The Top DUI Myths in a Santa Rosa DUI Case
Counsel From A Skilled DUI Attorney
People are often confused by the scientific and legal processes involving
driving under the influence. Between peoples' misunderstandings and
the complex laws surrounding
DUI, many DUI myths have spread by word of mouth. My name is
Joe Bisbiglia and as the founder of The Law Office of Joe Bisbiglia, I have concentrated
a great deal of my practice on DUI defense, and below I will be debunking
common DUI myths, some of which you may be familiar with.
It is my mission as a Santa Rosa DUI lawyer to enforce my clients'
rights under the Constitution and exercise their right to effective counsel
during the criminal process. Having handled
thousands of cases and
numerous jury trials and as a member of the
California DUI Lawyers Association, you can turn to my firm for hard-hitting DUI defense!
Common DUI Myths Exposed
Myth: People with a high tolerance can handle their alcohol.
Having a high tolerance is called "functional tolerance," meaning
a body has decreased its sensitivity to alcohol's effects. While a
person with a high tolerance will not seem as drunk as a person with no
functional tolerance, it does not mean that their blood alcohol concentration
(BAC) is any lower.
This is a behavioral adaption and has no effect on how the liver eliminates
alcohol at the rate of one drink per hour. In effect, just because someone
can "handle" their alcohol, it does not mean that they can drink
and drive because their BAC is NOT affected.
Myth: It's okay to drive under the influence of prescription medication.
Under VC § 23152 (e), it is against the law for a person who is under
the influence of
any drug to drive a vehicle. This means that if you drive under the influence of
a prescription sleeping drug, or an anti-anxiety medication, or any other
legal or illegal drug, you can be arrested for driving under the influence.
Myth: Alcohol affects men and women the same.
This is not true. Since women have less of the enzyme dehydrogenase, which
breaks down alcohol in the stomach and contributes to a higher BAC, women
are affected more than men drinking the same amount of alcohol. Other
reasons why women can't break down alcohol as well as men include
hormone levels, having a higher percentage of body fat and a lower percentage of water.
Myth: I can drink when I'm on medication.
People are often unaware of the effects of drinking while on medication.
Medications such as anti-depressants should NEVER be mixed with alcohol.
With anti-depressants, studies have proved that social drinking can cause
severe drowsiness and impair driving, even hours after consuming just
one alcoholic drink. Alcohol mixed with antihistamines (used in allergy

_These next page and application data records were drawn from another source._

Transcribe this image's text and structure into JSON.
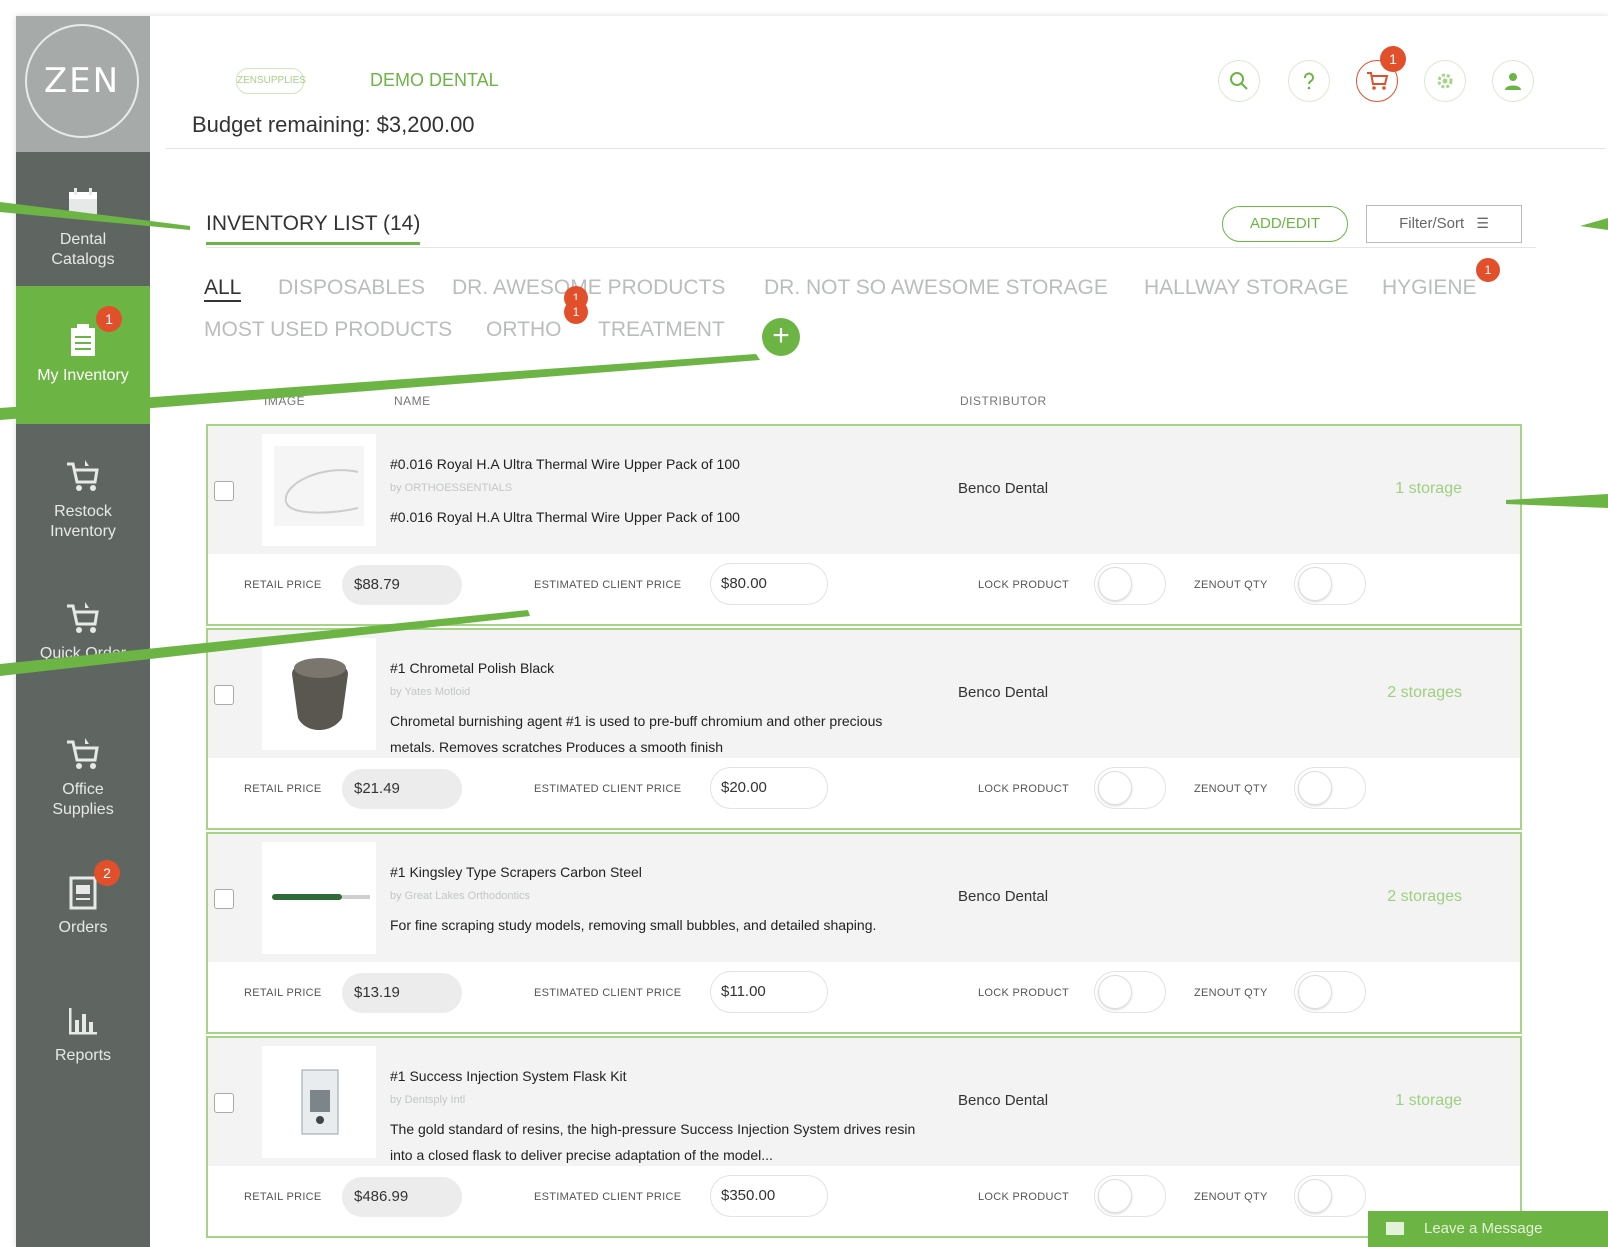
{
  "sidebar": {
    "logo": "ZEN",
    "items": [
      {
        "label_l1": "Dental",
        "label_l2": "Catalogs",
        "icon": "calendar-icon"
      },
      {
        "label_l1": "My Inventory",
        "label_l2": "",
        "icon": "clipboard-icon",
        "badge": "1"
      },
      {
        "label_l1": "Restock",
        "label_l2": "Inventory",
        "icon": "cart-icon"
      },
      {
        "label_l1": "Quick Order",
        "label_l2": "",
        "icon": "cart-icon"
      },
      {
        "label_l1": "Office",
        "label_l2": "Supplies",
        "icon": "cart-icon"
      },
      {
        "label_l1": "Orders",
        "label_l2": "",
        "icon": "document-icon",
        "badge": "2"
      },
      {
        "label_l1": "Reports",
        "label_l2": "",
        "icon": "bar-chart-icon"
      }
    ]
  },
  "header": {
    "brand_mini": "ZENSUPPLIES",
    "practice_name": "DEMO DENTAL",
    "budget": "Budget remaining: $3,200.00",
    "cart_badge": "1",
    "icons": [
      "search-icon",
      "help-icon",
      "cart-icon",
      "settings-icon",
      "user-icon"
    ]
  },
  "inventory": {
    "title": "INVENTORY LIST (14)",
    "add_edit_label": "ADD/EDIT",
    "filter_label": "Filter/Sort",
    "tabs": [
      {
        "label": "ALL"
      },
      {
        "label": "DISPOSABLES"
      },
      {
        "label": "DR. AWESOME PRODUCTS",
        "badge": "1"
      },
      {
        "label": "DR. NOT SO AWESOME STORAGE"
      },
      {
        "label": "HALLWAY STORAGE"
      },
      {
        "label": "HYGIENE",
        "badge": "1"
      },
      {
        "label": "MOST USED PRODUCTS"
      },
      {
        "label": "ORTHO",
        "badge": "1"
      },
      {
        "label": "TREATMENT"
      }
    ],
    "add_category": "+",
    "columns": {
      "image": "IMAGE",
      "name": "NAME",
      "distributor": "DISTRIBUTOR"
    },
    "field_labels": {
      "retail": "RETAIL PRICE",
      "estimated": "ESTIMATED CLIENT PRICE",
      "lock": "LOCK PRODUCT",
      "zenout": "ZENOUT QTY"
    },
    "products": [
      {
        "name": "#0.016 Royal H.A Ultra Thermal Wire Upper Pack of 100",
        "by": "by ORTHOESSENTIALS",
        "desc": "#0.016 Royal H.A Ultra Thermal Wire Upper Pack of 100",
        "distributor": "Benco Dental",
        "storage": "1 storage",
        "retail_price": "$88.79",
        "client_price": "$80.00",
        "lock": false,
        "zenout": false
      },
      {
        "name": "#1 Chrometal Polish Black",
        "by": "by Yates Motloid",
        "desc": "Chrometal burnishing agent #1 is used to pre-buff chromium and other precious metals. Removes scratches Produces a smooth finish",
        "distributor": "Benco Dental",
        "storage": "2 storages",
        "retail_price": "$21.49",
        "client_price": "$20.00",
        "lock": false,
        "zenout": false
      },
      {
        "name": "#1 Kingsley Type Scrapers Carbon Steel",
        "by": "by Great Lakes Orthodontics",
        "desc": "For fine scraping study models, removing small bubbles, and detailed shaping.",
        "distributor": "Benco Dental",
        "storage": "2 storages",
        "retail_price": "$13.19",
        "client_price": "$11.00",
        "lock": false,
        "zenout": false
      },
      {
        "name": "#1 Success Injection System Flask Kit",
        "by": "by Dentsply Intl",
        "desc": "The gold standard of resins, the high-pressure Success Injection System drives resin into a closed flask to deliver precise adaptation of the model...",
        "distributor": "Benco Dental",
        "storage": "1 storage",
        "retail_price": "$486.99",
        "client_price": "$350.00",
        "lock": false,
        "zenout": false
      }
    ]
  },
  "chat": {
    "label": "Leave a Message"
  },
  "colors": {
    "brand_green": "#6cb544",
    "sidebar": "#5f6662",
    "badge_red": "#e2502b"
  }
}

medications) also cause severe drowsiness and increase the risks of an accident.
To learn more about California's DUI laws and to discuss your DUI charges in a
phone consultation, contact a Santa Rosa DUI attorney firm today!